  • Sonia Singh
    Fraser Health
  • Larry Funnell
    Patient partner
  • Tania Bubela
Executive sponsor:

  • Linda Dempster
    Fraser Health

Low-trauma fractures (which occur spontaneously or following minor trauma) are a frequent consequence of osteoporosis and can lead to significant disability, and even death, for patients. One low-trauma fracture often leads to a cycle of recurrent fracture. For example, approximately 50 percent of patients who suffer a hip fracture have a history of past fracture.

In BC, the annual cost for osteoporosis-related fractures has been estimated at $269 million for hospital care, Medical Services Plan and Pharmacare alone. Despite the availability of effective treatments that reduce future fracture risk by up to 50 percent, less than 20 percent of patients suffering low trauma fractures receive such treatments in their post-fracture care. This is the osteoporosis care gap.

The evidenced-based Fracture Liaison Services (FLS) model has been adopted worldwide as the most effective model for preventing recurrent osteoporosis-related fractures in a cost-effective manner. FLS involves a dedicated coordinator who captures the patient at the point of orthopedic care for the low-trauma fracture and integrates secondary fracture prevention into the overall fracture experience. FLS coordinators link fracture patients with community family physicians to ensure sustainability and follow-through of initiated interventions to prevent another fracture.
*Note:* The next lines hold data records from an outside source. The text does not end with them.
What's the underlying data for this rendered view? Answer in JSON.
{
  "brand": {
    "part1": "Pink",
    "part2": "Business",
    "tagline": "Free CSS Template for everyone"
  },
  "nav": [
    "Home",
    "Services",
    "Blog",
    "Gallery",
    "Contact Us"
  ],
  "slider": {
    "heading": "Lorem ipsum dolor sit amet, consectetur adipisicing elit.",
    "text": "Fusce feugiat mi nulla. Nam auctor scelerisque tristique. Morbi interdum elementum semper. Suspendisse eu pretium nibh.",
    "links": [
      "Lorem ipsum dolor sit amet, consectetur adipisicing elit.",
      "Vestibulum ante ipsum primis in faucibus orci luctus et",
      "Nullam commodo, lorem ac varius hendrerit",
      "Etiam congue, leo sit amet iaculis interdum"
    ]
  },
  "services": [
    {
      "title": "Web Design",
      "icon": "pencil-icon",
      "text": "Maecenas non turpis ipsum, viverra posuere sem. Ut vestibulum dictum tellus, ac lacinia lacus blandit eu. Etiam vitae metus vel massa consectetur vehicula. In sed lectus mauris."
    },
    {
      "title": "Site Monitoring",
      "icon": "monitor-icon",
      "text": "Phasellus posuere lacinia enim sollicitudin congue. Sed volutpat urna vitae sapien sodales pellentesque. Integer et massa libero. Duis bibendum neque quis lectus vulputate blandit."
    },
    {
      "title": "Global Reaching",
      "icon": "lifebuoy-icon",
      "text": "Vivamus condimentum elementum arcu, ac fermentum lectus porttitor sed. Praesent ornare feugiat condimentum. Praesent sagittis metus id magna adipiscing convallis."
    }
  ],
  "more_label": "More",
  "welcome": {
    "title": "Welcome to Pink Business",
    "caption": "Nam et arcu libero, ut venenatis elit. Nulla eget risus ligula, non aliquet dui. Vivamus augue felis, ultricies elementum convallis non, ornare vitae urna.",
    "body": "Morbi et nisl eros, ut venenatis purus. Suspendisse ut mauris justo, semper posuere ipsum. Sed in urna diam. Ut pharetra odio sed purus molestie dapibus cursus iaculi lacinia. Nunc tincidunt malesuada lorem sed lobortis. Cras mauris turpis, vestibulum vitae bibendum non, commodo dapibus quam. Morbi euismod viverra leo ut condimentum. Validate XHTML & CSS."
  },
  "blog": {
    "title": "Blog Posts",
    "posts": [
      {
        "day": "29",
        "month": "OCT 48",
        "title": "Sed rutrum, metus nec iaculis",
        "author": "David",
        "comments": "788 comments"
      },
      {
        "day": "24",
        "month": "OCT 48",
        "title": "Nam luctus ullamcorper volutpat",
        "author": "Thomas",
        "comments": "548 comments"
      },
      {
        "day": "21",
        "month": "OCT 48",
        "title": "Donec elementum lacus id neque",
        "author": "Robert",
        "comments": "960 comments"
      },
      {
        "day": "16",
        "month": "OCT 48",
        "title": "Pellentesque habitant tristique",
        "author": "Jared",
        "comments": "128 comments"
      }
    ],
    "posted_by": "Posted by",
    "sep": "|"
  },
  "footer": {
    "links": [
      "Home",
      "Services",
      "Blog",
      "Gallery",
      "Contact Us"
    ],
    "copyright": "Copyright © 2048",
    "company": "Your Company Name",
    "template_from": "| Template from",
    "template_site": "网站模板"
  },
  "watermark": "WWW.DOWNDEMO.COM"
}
In 2012, the Secondary Fracture Prevention Research Team in Fraser Health (FH) brought together osteoporosis and fall prevention experts to develop an FLS model that fit the context of the BC health-care environment. In 2015, the model was implemented at Peace Arch Hospital (PAH).

A controlled before and after study demonstrated a three-fold increase in appropriate fracture prevention interventions taken up by low-trauma fracture patients in the FLS group compared with a control group. FLS is now a permanent program at PAH. In this project, the team will explore how the FLS model implemented at one hospital can be successfully adapted and scaled-up to other hospital sites within FH.

Consolidated Framework for Implementation Research (CFIR) 16 will inform the team’s implementation strategy and the RE-AIM 17 model will frame the process and outcome evaluation. The key outcome is to inform an FLS implementation strategy that can be used to spread the FLS model across BC, thereby improving patients’ quality of life after low-trauma fractures and decreasing health care costs related to recurrent fracture.